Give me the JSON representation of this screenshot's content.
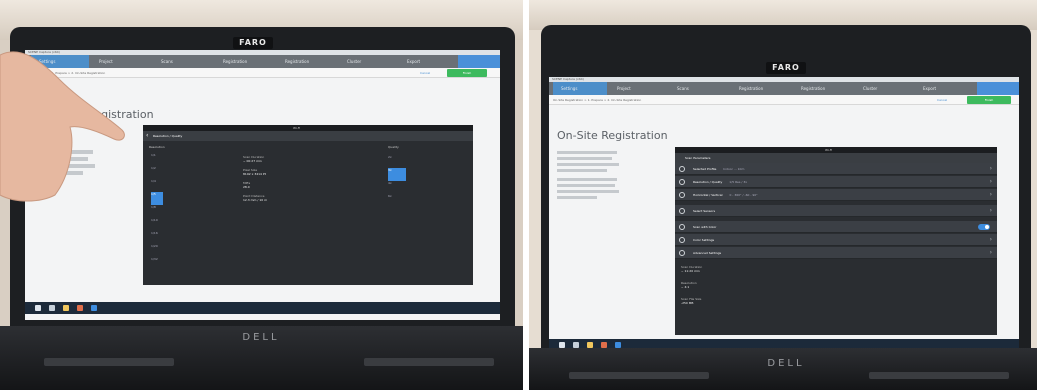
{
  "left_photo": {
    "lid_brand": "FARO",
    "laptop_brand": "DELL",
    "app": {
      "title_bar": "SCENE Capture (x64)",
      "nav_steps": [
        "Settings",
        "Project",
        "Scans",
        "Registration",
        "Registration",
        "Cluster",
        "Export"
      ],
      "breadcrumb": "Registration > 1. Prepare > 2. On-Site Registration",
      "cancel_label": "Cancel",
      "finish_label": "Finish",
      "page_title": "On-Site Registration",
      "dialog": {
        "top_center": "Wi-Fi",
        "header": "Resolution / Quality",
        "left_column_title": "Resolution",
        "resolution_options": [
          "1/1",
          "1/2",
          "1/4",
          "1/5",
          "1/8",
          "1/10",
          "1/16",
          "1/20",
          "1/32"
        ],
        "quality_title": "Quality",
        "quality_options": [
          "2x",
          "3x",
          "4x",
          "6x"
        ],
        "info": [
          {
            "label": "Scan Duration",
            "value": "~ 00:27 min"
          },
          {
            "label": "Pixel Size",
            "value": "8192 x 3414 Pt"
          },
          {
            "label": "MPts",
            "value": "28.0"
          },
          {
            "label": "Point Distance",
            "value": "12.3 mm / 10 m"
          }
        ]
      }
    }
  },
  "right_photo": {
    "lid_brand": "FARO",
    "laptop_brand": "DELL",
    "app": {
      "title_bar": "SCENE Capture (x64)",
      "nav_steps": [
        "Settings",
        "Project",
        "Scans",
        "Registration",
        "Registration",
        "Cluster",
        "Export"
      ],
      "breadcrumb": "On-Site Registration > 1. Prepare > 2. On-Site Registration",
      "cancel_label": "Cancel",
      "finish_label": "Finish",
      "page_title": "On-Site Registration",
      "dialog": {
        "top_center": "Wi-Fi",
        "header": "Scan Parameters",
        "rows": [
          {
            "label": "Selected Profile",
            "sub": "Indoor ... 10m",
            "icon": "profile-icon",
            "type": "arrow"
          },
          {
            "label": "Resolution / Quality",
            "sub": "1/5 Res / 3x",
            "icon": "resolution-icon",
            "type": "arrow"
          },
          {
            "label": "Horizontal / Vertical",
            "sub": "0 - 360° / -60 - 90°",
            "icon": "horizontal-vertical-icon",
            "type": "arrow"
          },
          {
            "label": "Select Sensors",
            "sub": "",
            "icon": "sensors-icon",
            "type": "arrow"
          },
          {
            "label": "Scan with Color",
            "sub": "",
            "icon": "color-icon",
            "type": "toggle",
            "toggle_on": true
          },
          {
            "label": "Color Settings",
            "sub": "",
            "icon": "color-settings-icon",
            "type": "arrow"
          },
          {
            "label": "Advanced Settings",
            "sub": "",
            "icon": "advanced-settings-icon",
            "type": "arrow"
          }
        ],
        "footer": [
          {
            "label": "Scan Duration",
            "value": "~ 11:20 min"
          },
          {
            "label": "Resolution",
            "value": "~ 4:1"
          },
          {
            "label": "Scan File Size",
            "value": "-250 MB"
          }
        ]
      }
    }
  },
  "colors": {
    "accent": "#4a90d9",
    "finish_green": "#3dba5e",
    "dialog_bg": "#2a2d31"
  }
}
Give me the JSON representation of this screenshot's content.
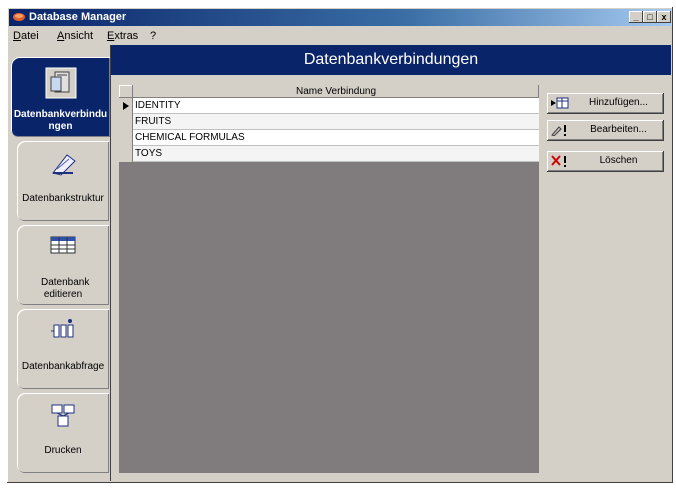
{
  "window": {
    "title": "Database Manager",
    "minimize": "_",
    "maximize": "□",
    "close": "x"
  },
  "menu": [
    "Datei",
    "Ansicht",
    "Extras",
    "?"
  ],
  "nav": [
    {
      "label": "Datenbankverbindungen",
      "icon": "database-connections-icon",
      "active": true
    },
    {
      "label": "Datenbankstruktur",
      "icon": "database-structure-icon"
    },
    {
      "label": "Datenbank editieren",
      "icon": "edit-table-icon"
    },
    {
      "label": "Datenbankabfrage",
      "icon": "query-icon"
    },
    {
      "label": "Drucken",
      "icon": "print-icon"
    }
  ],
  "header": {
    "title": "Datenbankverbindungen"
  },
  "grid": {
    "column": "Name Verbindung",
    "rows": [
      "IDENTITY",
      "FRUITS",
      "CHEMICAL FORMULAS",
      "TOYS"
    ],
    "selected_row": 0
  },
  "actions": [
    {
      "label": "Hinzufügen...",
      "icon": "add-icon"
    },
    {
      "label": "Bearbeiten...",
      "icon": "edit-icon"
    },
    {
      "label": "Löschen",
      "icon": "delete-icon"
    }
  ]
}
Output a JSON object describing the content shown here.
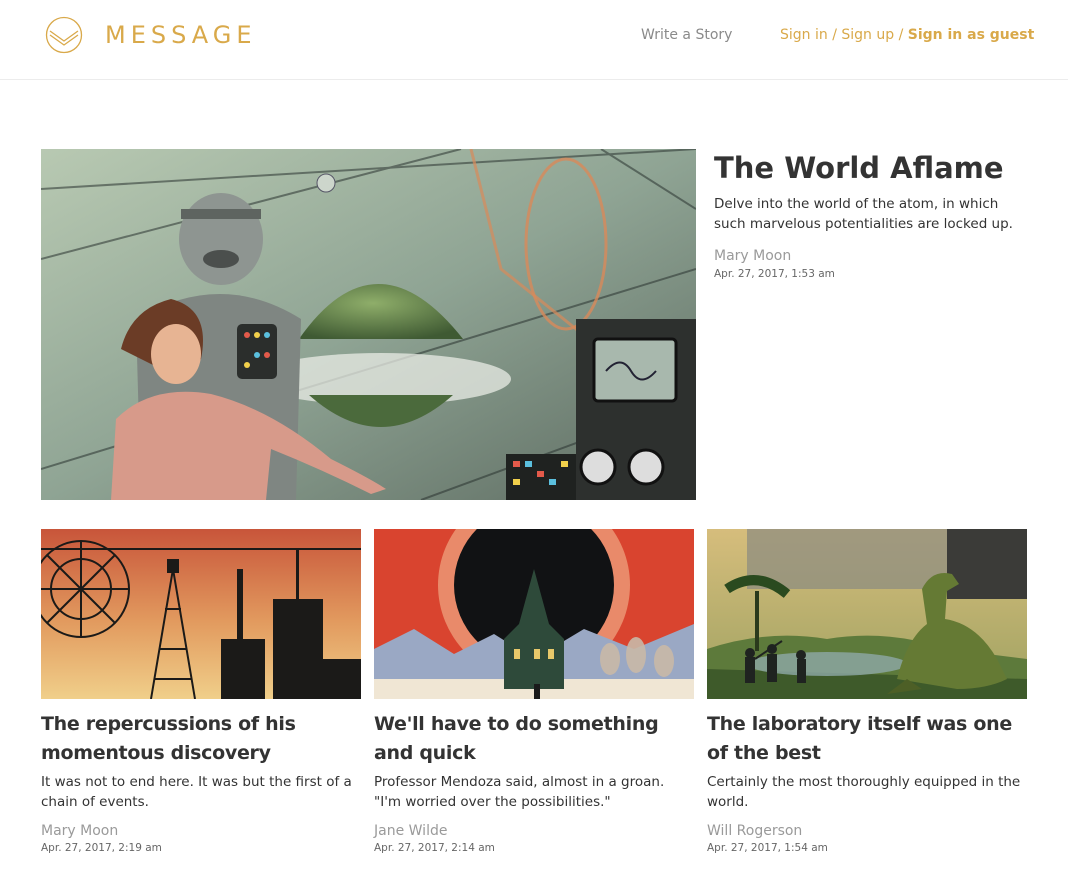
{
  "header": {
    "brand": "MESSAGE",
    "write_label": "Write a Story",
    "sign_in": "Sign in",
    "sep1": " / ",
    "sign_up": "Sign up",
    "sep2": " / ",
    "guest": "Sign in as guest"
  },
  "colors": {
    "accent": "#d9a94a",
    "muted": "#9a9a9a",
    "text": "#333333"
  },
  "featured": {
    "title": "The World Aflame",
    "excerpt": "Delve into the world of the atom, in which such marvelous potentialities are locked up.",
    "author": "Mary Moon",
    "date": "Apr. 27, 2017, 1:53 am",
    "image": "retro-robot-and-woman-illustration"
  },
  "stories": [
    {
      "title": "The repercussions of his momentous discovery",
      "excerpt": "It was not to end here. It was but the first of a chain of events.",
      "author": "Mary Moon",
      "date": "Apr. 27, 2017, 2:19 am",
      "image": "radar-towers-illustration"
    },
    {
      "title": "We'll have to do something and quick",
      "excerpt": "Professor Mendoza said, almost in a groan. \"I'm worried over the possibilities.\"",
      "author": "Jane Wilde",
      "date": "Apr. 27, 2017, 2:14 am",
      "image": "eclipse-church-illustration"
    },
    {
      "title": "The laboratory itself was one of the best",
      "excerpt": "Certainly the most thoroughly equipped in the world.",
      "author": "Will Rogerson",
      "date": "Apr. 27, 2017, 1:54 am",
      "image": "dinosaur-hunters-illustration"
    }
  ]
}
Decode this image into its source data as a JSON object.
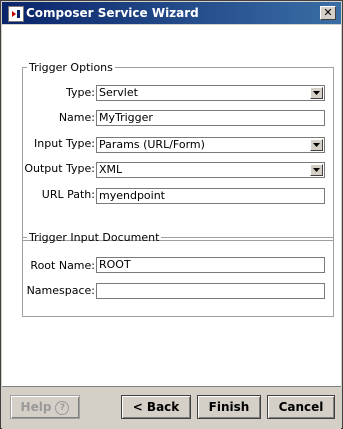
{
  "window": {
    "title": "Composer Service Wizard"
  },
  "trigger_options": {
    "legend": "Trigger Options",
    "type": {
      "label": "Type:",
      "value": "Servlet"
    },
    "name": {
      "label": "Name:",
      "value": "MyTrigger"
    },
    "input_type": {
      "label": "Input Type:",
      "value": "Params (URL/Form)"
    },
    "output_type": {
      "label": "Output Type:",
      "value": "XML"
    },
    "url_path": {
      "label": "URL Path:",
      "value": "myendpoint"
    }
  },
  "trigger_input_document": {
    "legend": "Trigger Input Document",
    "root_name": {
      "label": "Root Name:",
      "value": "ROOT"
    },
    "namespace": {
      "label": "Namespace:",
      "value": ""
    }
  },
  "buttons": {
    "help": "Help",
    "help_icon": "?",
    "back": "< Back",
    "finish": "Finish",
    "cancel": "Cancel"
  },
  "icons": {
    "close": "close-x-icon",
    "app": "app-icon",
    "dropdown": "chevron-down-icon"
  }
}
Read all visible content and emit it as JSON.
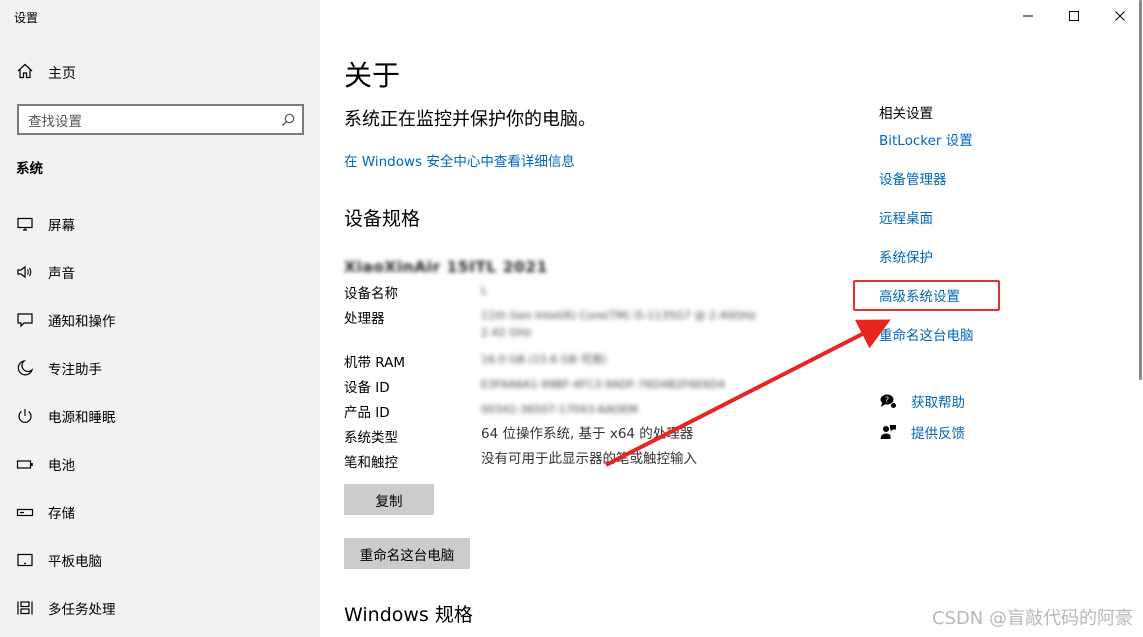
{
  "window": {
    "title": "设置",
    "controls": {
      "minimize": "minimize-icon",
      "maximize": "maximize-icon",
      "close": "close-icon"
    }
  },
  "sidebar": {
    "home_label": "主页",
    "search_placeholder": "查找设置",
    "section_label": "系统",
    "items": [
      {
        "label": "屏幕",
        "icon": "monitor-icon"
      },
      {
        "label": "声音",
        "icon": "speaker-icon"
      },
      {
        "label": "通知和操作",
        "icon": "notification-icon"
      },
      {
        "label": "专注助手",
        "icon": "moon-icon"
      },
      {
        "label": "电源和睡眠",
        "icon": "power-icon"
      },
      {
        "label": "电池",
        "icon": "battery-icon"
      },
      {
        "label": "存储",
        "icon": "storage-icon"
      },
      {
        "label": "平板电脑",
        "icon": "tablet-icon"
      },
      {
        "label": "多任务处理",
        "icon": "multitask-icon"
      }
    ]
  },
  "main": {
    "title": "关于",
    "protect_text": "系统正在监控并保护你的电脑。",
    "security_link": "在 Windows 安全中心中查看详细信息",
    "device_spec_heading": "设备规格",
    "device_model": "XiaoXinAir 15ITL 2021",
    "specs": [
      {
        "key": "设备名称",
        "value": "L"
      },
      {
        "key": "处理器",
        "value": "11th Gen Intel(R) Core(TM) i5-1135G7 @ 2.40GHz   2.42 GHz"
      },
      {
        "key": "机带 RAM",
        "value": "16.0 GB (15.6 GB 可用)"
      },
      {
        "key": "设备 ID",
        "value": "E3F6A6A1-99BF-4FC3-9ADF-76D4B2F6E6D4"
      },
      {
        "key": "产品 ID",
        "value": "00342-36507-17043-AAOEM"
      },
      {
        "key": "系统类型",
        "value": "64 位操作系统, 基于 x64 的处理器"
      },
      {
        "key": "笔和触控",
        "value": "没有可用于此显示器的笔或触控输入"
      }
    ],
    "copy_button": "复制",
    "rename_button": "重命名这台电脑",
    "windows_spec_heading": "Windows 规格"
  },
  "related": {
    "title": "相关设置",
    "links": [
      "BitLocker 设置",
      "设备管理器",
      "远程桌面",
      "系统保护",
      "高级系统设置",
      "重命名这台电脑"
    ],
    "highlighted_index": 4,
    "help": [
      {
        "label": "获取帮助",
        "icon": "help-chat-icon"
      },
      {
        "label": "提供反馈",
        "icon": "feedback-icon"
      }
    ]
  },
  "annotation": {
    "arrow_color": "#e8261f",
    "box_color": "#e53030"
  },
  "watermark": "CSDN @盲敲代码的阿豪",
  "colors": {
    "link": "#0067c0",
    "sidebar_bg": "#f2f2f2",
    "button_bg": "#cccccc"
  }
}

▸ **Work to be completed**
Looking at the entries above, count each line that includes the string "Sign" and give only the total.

▸ **Your response**
3